Touchdown

Touchdown

Lost Fumble

Touchdown

Lost Fumble

62 yard bomb of a Field goal to end the half

Touchdown

Lost Fumble

Touchdown

Interception

Touchdown

End of Game

Anthony Lotti could have been declared legally dead in the first quarter and the Badgers would not have had to scramble for a punter. Fortunately, the young man is alive and got to enjoy today’s rout from the sidelines.

This is not an indictment on Jeff Brohm, because we have seen this for nearly a quarter century now. It is particularly depressing to play the Badgers every year because you know what is coming and you know Purdue cannot stop it. It is why the Boilers should have gone for two in the second overtime last year. There was honor in going for the win on one play without Taylor and his line having any impact. We were not going to stop him in in the third overtime because even if they needed the two-point conversion after he scored, he was going to get it.

There is not much else to say. I felt the Purdue offense played really well today, but it made one mistake: when O’Connell threw an interception to Eric Burrell as we were driving to tie it just after halftime. The pick occurred at the five, and normally down one score there would be hope that a stop could be earned.

I had no doubt the Badgers would waltz 95 yards for a touchdown.

And waltz they did. Purdue’s defense got its ass kicked on the following drive. 9 plays, 95 yards, and all of it on power runs. Kendric Pryor went more than half of that on one play, but that is because he is the next Wisconsin running back that will rush for 250 yards against Purdue.

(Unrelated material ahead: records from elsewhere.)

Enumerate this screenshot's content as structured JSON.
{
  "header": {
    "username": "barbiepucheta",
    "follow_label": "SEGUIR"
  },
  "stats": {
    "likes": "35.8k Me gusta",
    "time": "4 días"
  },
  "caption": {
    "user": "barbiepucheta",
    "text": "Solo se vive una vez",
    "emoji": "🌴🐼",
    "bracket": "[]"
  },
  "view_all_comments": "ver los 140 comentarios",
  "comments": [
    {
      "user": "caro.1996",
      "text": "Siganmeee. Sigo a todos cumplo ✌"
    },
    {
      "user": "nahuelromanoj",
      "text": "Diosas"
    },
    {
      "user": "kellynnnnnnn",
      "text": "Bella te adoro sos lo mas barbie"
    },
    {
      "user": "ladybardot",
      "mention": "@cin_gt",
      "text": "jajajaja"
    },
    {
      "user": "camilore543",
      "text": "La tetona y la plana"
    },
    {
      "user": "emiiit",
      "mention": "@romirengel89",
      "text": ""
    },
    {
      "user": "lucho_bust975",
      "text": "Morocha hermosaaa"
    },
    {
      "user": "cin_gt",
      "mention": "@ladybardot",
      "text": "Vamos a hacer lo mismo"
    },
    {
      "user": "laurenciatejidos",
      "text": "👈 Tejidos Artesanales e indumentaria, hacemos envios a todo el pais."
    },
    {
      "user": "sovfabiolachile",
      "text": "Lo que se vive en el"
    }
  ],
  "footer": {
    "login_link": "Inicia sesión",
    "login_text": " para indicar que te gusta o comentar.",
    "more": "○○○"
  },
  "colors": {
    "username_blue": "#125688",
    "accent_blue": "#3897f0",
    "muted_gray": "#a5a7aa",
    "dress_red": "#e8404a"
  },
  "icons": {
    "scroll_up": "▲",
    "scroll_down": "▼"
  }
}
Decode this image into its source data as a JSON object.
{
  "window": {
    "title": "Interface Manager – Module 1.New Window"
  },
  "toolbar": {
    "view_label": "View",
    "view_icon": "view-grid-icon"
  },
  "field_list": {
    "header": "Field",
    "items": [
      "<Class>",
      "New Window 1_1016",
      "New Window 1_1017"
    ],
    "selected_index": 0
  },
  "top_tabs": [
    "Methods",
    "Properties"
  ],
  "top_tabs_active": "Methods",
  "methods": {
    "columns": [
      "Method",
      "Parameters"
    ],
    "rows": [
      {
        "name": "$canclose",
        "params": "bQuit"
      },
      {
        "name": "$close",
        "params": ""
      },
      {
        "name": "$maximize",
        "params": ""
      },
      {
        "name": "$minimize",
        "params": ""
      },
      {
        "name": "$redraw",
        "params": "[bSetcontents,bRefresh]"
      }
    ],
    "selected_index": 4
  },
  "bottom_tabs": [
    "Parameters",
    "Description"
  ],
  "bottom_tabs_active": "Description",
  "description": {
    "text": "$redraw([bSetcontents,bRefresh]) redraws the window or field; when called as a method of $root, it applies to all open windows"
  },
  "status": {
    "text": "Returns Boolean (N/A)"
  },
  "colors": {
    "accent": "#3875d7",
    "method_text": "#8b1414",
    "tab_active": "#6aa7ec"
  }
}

The 2019 season may come down to a blown fourth quarter in Reno blocking us from a bowl. Through injuries Jeff Brohm has had this team fight and compete. A lot of freshmen are playing huge minutes. All of that does not matter, because Purdue cannot win the Big Ten West until it can at least compete with Wisconsin physically, and we haven’t for almost 20 years.